The lead actor breaks Sarah's favorite one-of-a-kind sword, and to avoid reshooting scenes, Sarah agrees to repair the blade. One of the extras, who claims to be a dwarf, offers to help. And that's when things start to get weird. Could the sword really be magic, as the "dwarf" claims? Are dragons really living among us as shapeshifters?
And as if things weren't surreal enough, Sarah's girlfriend Katie breaks out the dreaded phrase... "I love you." As her life begins to fall apart, first her relationship with Katie, then her job at the movie studio, and finally her blacksmithing career, Sarah hits rock bottom.
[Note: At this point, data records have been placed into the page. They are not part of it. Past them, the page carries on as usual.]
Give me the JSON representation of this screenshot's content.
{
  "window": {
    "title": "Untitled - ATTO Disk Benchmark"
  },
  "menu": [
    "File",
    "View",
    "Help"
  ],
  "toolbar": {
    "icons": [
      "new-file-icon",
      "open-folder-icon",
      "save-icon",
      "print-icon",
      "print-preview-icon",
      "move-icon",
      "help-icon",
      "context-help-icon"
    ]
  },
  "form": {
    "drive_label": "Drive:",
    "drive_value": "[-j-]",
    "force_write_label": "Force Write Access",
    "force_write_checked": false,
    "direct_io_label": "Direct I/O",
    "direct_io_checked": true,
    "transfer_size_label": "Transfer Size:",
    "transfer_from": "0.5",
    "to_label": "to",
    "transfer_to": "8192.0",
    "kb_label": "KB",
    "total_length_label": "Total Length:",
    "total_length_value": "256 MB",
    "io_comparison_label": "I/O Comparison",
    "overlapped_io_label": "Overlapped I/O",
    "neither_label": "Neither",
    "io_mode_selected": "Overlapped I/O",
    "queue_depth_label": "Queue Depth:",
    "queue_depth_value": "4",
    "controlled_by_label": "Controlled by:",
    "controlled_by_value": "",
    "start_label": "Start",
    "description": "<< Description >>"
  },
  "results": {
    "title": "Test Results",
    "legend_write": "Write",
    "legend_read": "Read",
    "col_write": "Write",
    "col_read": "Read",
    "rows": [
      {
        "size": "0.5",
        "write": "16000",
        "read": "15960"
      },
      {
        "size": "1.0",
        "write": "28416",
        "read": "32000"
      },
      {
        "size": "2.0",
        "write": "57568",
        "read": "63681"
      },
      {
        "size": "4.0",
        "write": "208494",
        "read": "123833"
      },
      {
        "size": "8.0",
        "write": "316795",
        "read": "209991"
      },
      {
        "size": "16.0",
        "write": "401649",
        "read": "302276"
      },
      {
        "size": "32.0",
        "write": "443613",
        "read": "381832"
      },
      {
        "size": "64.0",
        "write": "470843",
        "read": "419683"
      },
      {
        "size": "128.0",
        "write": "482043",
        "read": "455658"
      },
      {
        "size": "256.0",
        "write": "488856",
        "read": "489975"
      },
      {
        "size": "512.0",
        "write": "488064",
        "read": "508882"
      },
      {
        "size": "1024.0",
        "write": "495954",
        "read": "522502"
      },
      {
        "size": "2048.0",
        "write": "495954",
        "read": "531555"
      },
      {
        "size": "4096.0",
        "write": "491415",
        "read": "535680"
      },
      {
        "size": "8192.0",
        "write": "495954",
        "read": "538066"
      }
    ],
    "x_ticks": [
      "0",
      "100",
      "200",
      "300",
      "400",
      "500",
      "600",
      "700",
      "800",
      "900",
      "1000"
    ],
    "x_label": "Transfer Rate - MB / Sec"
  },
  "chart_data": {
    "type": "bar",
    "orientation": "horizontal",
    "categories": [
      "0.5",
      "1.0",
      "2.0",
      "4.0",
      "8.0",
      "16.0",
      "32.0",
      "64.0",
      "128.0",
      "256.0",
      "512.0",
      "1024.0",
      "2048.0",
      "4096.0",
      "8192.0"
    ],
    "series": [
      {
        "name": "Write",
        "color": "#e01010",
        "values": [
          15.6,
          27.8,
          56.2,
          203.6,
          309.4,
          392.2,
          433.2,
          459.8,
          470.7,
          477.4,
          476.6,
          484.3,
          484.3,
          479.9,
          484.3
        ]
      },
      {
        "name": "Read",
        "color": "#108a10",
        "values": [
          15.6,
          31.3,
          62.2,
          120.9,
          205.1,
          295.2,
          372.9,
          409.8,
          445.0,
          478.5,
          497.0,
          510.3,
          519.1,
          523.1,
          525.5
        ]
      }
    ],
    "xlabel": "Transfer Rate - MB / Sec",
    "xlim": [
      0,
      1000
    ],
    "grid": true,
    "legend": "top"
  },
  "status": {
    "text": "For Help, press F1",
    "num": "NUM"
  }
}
It is at this moment, when she has lost everything she has prized, that one of the dragons makes their move.
And suddenly what was unthinkable becomes all too real...and Sarah will have to decide if she can reject what is safe and become the heroine who is needed to save her world.